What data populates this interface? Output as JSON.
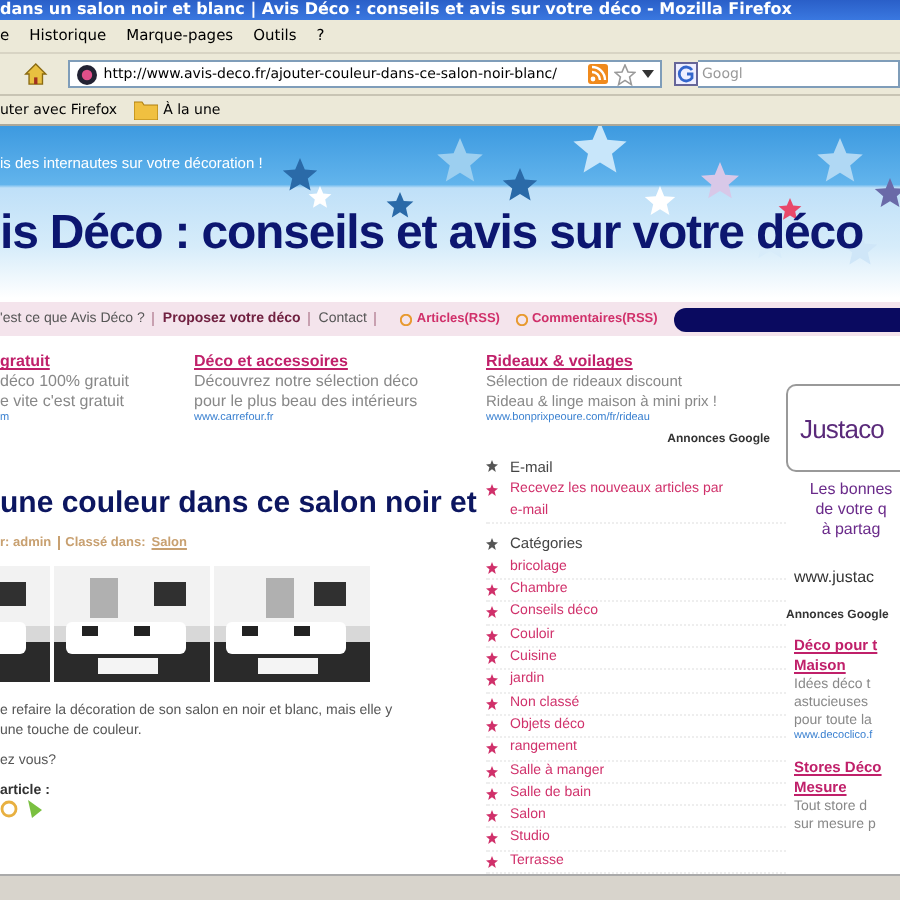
{
  "window": {
    "title": "dans un salon noir et blanc | Avis Déco : conseils et avis sur votre déco - Mozilla Firefox"
  },
  "menu": [
    "e",
    "Historique",
    "Marque-pages",
    "Outils",
    "?"
  ],
  "address": {
    "url": "http://www.avis-deco.fr/ajouter-couleur-dans-ce-salon-noir-blanc/"
  },
  "search": {
    "placeholder": "Googl"
  },
  "bookmarks": [
    {
      "label": "uter avec Firefox",
      "kind": "link"
    },
    {
      "label": "À la une",
      "kind": "folder"
    }
  ],
  "site": {
    "tagline": "is des internautes sur votre décoration !",
    "title": "is Déco : conseils et avis sur votre déco"
  },
  "nav": {
    "links": [
      {
        "label": "'est ce que Avis Déco ?",
        "bold": false
      },
      {
        "label": "Proposez votre déco",
        "bold": true
      },
      {
        "label": "Contact",
        "bold": false
      }
    ],
    "feeds": [
      "Articles(RSS)",
      "Commentaires(RSS)"
    ]
  },
  "ads": [
    {
      "title": "gratuit",
      "lines": [
        "déco 100% gratuit",
        "e vite c'est gratuit"
      ],
      "url": "m"
    },
    {
      "title": "Déco et accessoires",
      "lines": [
        "Découvrez notre sélection déco",
        "pour le plus beau des intérieurs"
      ],
      "url": "www.carrefour.fr"
    },
    {
      "title": "Rideaux & voilages",
      "lines": [
        "Sélection de rideaux discount",
        "Rideau & linge maison à mini prix !"
      ],
      "url": "www.bonprixpeoure.com/fr/rideau"
    }
  ],
  "ads_label": "Annonces Google",
  "post": {
    "title": "une couleur dans ce salon noir et",
    "author": "r: admin",
    "category_label": "Classé dans:",
    "category": "Salon",
    "photos": [
      {
        "kind": "picture"
      },
      {
        "kind": "picture"
      },
      {
        "kind": "picture"
      }
    ],
    "lines": [
      "e refaire la décoration de son salon en noir et blanc, mais elle y",
      "une touche de couleur."
    ],
    "question": "ez vous?",
    "share_label": "article :"
  },
  "sidebar": {
    "email_heading": "E-mail",
    "email_item": "Recevez les nouveaux articles par e-mail",
    "categories_heading": "Catégories",
    "categories": [
      "bricolage",
      "Chambre",
      "Conseils déco",
      "Couloir",
      "Cuisine",
      "jardin",
      "Non classé",
      "Objets déco",
      "rangement",
      "Salle à manger",
      "Salle de bain",
      "Salon",
      "Studio",
      "Terrasse"
    ]
  },
  "right": {
    "brand": "Justaco",
    "promo": [
      "Les bonnes",
      "de votre q",
      "à partag"
    ],
    "site": "www.justac",
    "ads_label": "Annonces Google",
    "ads": [
      {
        "title_lines": [
          "Déco pour t",
          "Maison"
        ],
        "lines": [
          "Idées déco t",
          "astucieuses",
          "pour toute la"
        ],
        "url": "www.decoclico.f"
      },
      {
        "title_lines": [
          "Stores Déco",
          "Mesure"
        ],
        "lines": [
          "Tout store d",
          "sur mesure p"
        ]
      }
    ]
  }
}
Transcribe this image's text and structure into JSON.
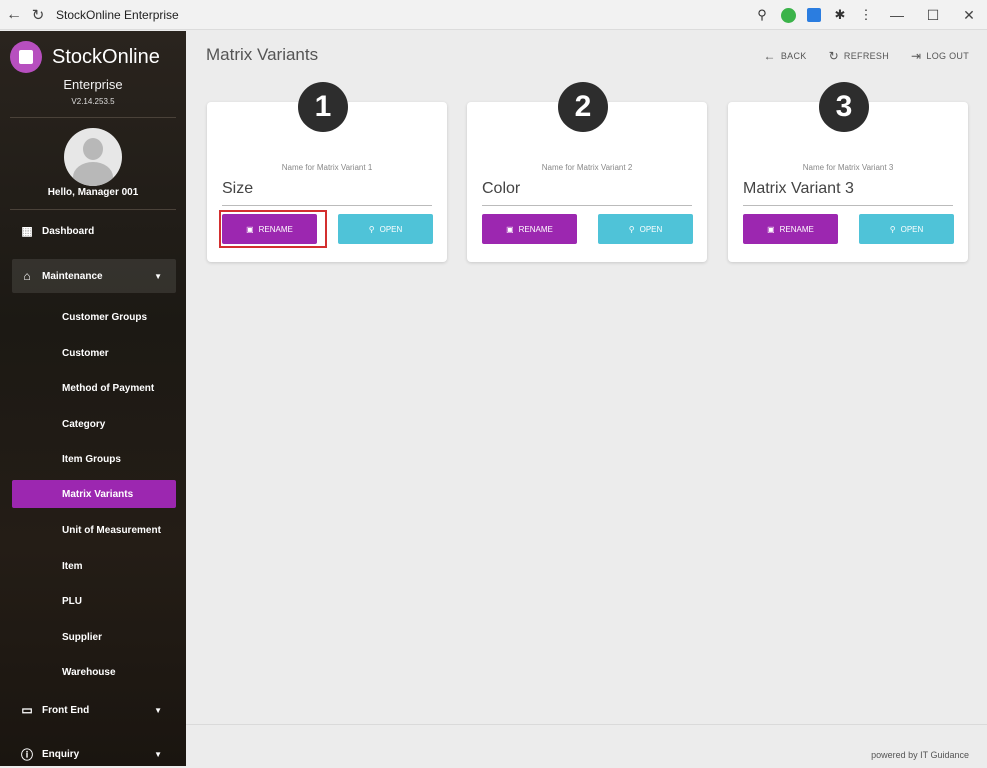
{
  "browser": {
    "title": "StockOnline Enterprise",
    "icons": [
      "back-arrow",
      "reload",
      "zoom",
      "extension-green",
      "extension-blue",
      "extensions-puzzle",
      "menu-kebab"
    ],
    "window_controls": [
      "minimize",
      "maximize",
      "close"
    ]
  },
  "brand": {
    "name": "StockOnline",
    "subtitle": "Enterprise",
    "version": "V2.14.253.5",
    "accent": "#b74fbf"
  },
  "user": {
    "greeting": "Hello, Manager 001"
  },
  "nav": {
    "dashboard": "Dashboard",
    "maintenance": "Maintenance",
    "front_end": "Front End",
    "enquiry": "Enquiry",
    "sub_items": [
      "Customer Groups",
      "Customer",
      "Method of Payment",
      "Category",
      "Item Groups",
      "Matrix Variants",
      "Unit of Measurement",
      "Item",
      "PLU",
      "Supplier",
      "Warehouse"
    ],
    "active": "Matrix Variants"
  },
  "page": {
    "title": "Matrix Variants",
    "back": "BACK",
    "refresh": "REFRESH",
    "logout": "LOG OUT"
  },
  "cards": [
    {
      "badge": "1",
      "label": "Name for Matrix Variant 1",
      "value": "Size",
      "rename": "RENAME",
      "open": "OPEN"
    },
    {
      "badge": "2",
      "label": "Name for Matrix Variant 2",
      "value": "Color",
      "rename": "RENAME",
      "open": "OPEN"
    },
    {
      "badge": "3",
      "label": "Name for Matrix Variant 3",
      "value": "Matrix Variant 3",
      "rename": "RENAME",
      "open": "OPEN"
    }
  ],
  "footer": "powered by IT Guidance",
  "colors": {
    "rename": "#9c27b0",
    "open": "#4fc3d8",
    "highlight": "#d32f2f",
    "active_nav": "#9c27b0"
  }
}
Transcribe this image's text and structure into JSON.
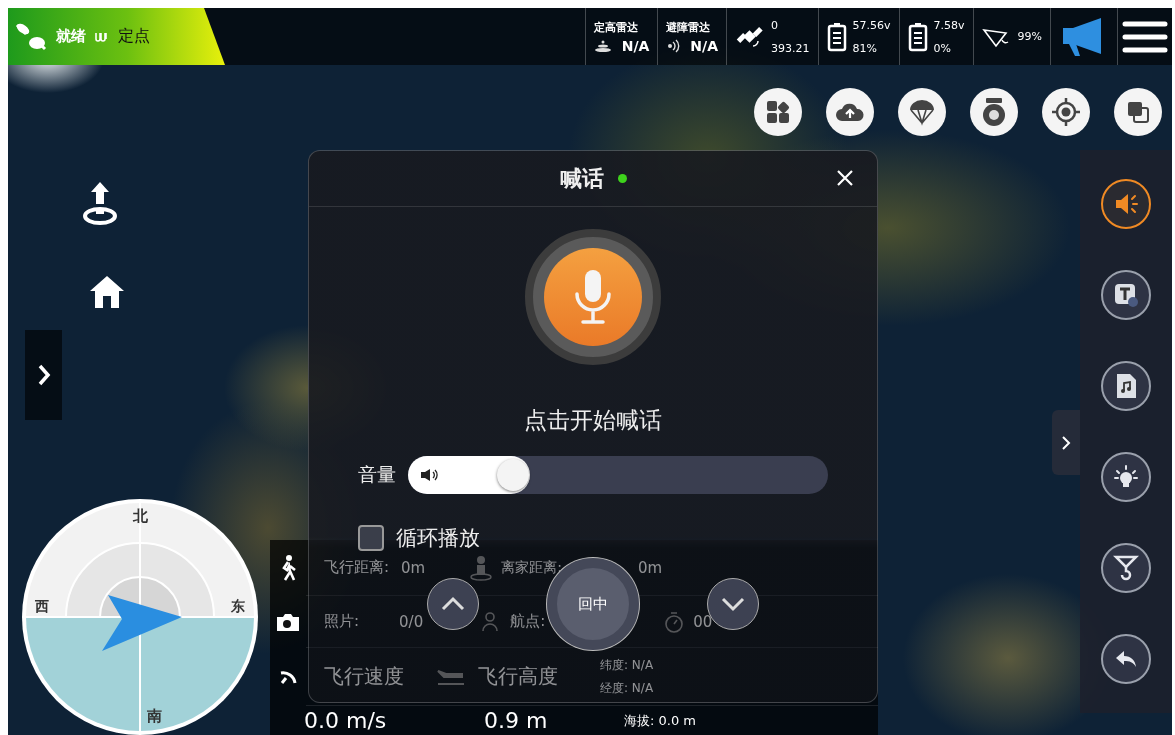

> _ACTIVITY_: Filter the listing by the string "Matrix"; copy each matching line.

> _RESPONSE TO THIS TASK_:
      "Matrix Variants",
    "active": "Matrix Variants"
    "title": "Matrix Variants",
      "label": "Name for Matrix Variant 1",
      "label": "Name for Matrix Variant 2",
      "label": "Name for Matrix Variant 3",
      "value": "Matrix Variant 3",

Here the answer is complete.